PROBLEM: All lines below containing the string "card" are to be copied.

*** Block opens ***

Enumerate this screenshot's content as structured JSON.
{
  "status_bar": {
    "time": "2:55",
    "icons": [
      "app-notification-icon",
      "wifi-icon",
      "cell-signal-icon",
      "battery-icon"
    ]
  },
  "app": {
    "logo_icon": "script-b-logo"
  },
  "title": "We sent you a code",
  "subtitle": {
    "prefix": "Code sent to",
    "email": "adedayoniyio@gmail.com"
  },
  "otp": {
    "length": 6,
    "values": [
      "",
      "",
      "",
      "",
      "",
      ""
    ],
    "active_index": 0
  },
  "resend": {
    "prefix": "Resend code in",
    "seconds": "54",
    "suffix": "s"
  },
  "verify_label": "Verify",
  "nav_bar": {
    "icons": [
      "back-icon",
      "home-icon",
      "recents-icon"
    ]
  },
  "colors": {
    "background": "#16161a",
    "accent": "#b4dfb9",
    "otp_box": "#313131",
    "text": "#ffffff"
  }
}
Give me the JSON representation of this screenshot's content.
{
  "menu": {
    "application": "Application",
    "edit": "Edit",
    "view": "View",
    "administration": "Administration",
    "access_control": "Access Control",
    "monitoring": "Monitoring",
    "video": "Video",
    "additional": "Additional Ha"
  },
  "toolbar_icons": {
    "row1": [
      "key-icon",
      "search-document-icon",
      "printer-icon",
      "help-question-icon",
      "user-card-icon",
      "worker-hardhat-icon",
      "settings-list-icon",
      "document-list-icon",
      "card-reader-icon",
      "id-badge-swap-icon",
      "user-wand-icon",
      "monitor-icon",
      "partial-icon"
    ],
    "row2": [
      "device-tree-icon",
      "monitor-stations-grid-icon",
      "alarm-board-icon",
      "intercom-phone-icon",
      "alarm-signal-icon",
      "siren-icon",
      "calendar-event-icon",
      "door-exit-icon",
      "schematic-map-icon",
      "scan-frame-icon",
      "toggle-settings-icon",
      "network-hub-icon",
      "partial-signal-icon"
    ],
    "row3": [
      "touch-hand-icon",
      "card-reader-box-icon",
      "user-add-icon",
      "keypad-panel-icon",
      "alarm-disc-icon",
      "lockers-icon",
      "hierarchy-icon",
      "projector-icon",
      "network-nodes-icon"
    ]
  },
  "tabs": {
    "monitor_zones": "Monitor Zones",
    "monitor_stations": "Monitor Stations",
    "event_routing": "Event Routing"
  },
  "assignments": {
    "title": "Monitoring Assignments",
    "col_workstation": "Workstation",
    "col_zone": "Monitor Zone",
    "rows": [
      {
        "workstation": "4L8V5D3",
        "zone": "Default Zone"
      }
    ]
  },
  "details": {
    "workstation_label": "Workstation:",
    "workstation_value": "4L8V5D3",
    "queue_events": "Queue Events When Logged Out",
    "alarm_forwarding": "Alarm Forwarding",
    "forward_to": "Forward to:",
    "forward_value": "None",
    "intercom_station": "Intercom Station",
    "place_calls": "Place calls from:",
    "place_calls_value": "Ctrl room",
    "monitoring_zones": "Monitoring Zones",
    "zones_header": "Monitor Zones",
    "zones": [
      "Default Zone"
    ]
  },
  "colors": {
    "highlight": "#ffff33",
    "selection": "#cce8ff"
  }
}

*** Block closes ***

RESPONSE AREA:
      "user-card-icon",
      "card-reader-icon",
      "card-reader-box-icon",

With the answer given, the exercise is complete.